▸ **Exercise brief**
Sift the listing for lines that hold the string "name" and pull them out.
[[ Available records, beginning ]]
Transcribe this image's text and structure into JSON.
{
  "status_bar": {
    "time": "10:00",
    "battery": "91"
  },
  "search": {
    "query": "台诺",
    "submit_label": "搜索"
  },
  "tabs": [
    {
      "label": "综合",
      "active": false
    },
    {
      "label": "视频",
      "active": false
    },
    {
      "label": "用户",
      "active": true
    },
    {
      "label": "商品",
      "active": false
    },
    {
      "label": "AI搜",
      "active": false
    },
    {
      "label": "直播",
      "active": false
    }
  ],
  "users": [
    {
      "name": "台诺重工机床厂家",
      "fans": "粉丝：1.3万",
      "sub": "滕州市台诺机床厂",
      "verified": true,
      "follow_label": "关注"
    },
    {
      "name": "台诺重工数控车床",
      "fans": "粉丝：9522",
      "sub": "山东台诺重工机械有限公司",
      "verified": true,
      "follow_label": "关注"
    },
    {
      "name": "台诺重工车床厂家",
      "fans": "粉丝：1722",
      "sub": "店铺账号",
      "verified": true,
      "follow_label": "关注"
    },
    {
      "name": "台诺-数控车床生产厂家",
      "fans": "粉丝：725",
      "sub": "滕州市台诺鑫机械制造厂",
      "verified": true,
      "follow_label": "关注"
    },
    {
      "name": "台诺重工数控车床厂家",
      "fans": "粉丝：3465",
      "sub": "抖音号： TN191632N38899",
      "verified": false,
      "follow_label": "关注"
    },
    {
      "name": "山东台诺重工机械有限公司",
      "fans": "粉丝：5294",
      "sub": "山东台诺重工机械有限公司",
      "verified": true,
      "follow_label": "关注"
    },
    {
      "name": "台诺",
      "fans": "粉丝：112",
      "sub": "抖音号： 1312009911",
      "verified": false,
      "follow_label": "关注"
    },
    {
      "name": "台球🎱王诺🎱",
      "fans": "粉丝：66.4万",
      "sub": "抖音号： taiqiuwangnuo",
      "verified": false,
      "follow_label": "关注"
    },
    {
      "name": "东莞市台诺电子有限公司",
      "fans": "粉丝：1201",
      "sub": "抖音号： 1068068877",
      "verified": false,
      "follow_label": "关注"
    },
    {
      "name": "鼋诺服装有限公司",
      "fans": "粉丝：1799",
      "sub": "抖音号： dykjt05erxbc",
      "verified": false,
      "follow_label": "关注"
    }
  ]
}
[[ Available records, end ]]
▸ **Written response**
      "name": "台诺重工机床厂家",
      "name": "台诺重工数控车床",
      "name": "台诺重工车床厂家",
      "name": "台诺-数控车床生产厂家",
      "name": "台诺重工数控车床厂家",
      "name": "山东台诺重工机械有限公司",
      "name": "台诺",
      "name": "台球🎱王诺🎱",
      "name": "东莞市台诺电子有限公司",
      "name": "鼋诺服装有限公司",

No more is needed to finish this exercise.